- Don’t trust attachments. I cannot stress this enough: Do not open or save attachments you aren’t expecting. If you aren’t expecting something, do not touch it. If you think it might be legitimate, contact the person who allegedly sent it to verify – but by no means should you forward it to them to ask. If it is malicious and you forward it, you’ve now risked their cybersecurity as well.
- Check the spelling. Is the alleged sender’s name spelled correctly? Is your name spelled correctly? What about the body of the email – is there anything weird in the grammar or spelling? Companies rarely have grammatical or spelling errors, and a friend or co-worker probably knows your name well enough to spell it correctly – and their own.
- Basically, don’t ever trust and always verify. Inspect the links, verify the email, contact the alleged sender via a fresh email or call them to be sure it was them. Scrutinize every detail and be skeptical – I’m talking Lucille Bluth-level skepticism. Trust your gut and if anything seems off or odd, don’t risk it. Also, if verifying an email via a new email to the purported sender, never forward the email. Do not send it to them and ask, “Did you send this?” If you feel you need to send them something, you can send the screenshot.
What to Do if You Take the Bait

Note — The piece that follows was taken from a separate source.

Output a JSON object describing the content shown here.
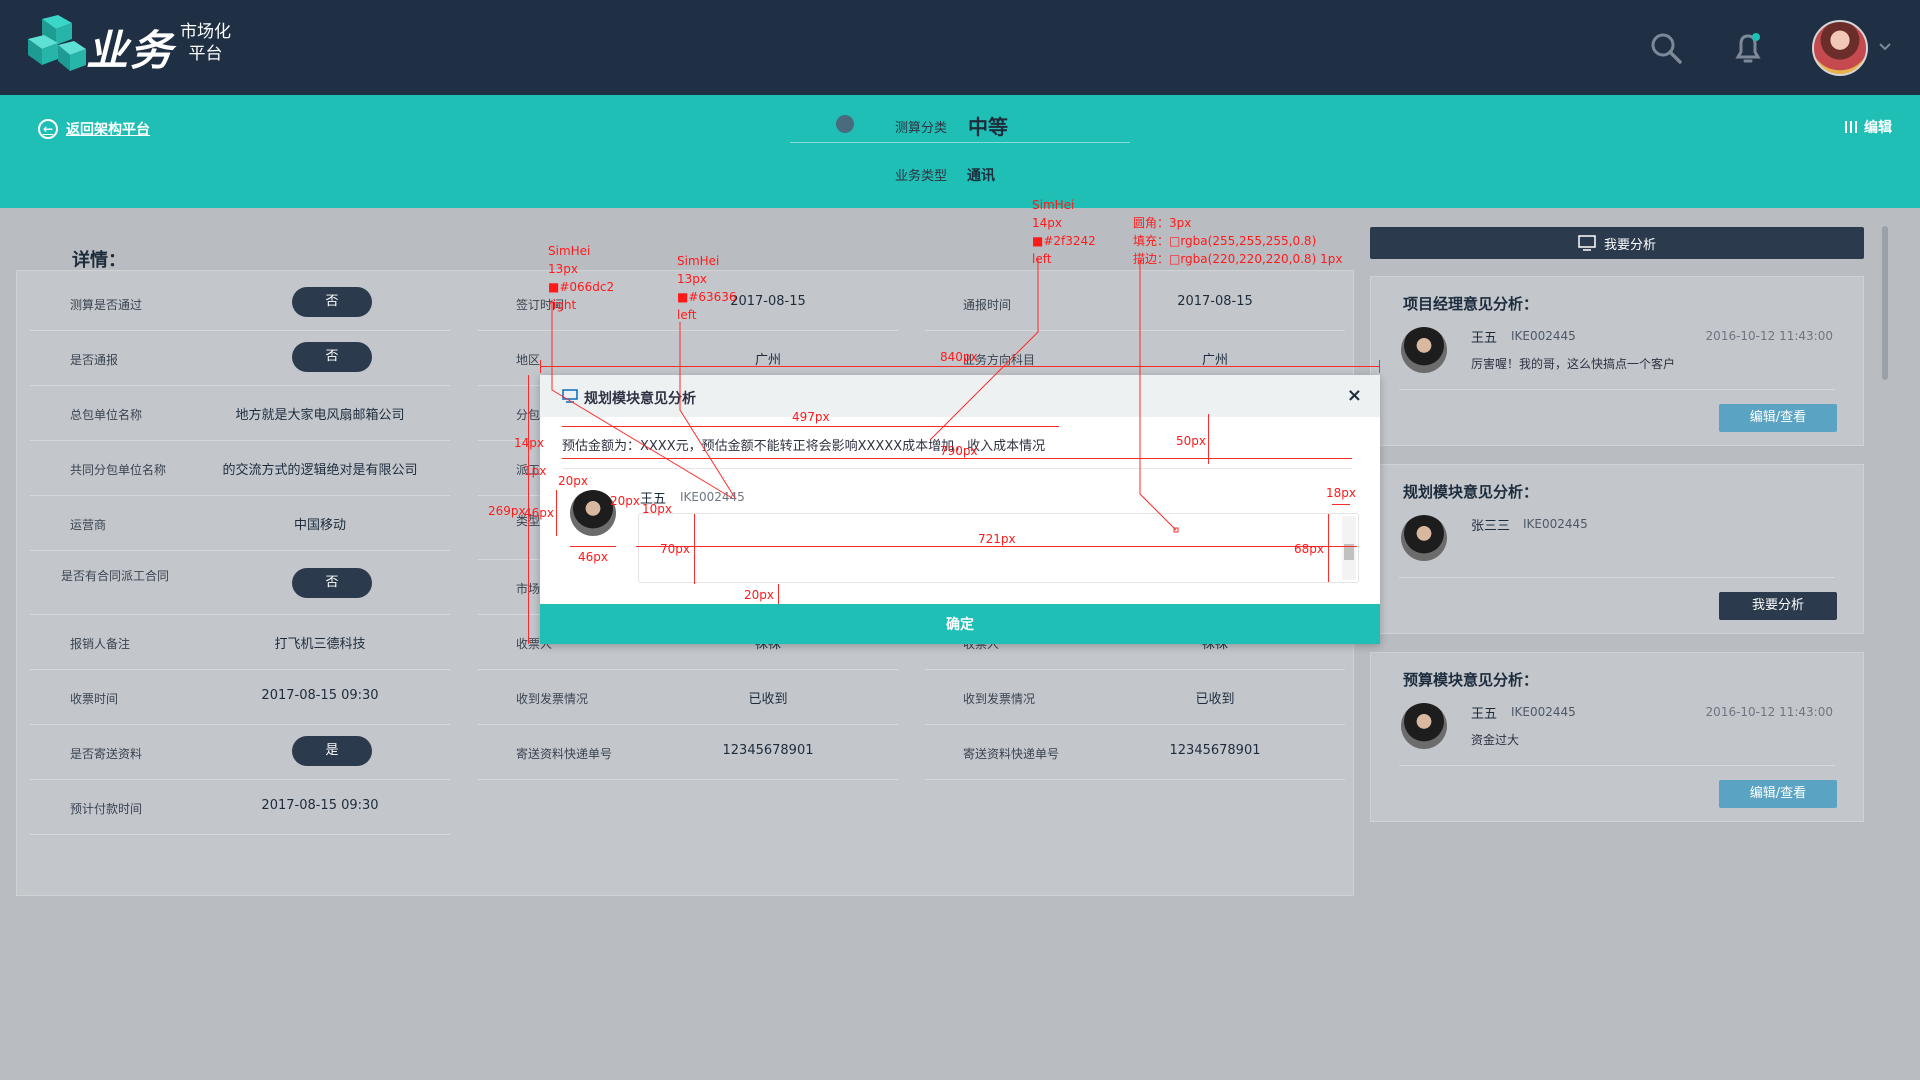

First, it may be frustrating knowing you made a mistake but there is no reason to be embarrassed. Scammers are getting more convincing every day and we’ve all received something at one point or another. Second, if you think you’ve opened, replied to or otherwise engaged with a malicious email, contact your IT professional ASAP. e specific in explaining the situation. Also remember that your OAMIC lawyers professional liability insurance includes cyber breach coverage, which covers profession forensic analysis, credit monitoring and more. Basic limits are provided at no charge, or you can contact us to increase your limits. You can learn more about your coverage, including policy language, on our Cyber Liability page. As always, we’re here to help if you need us.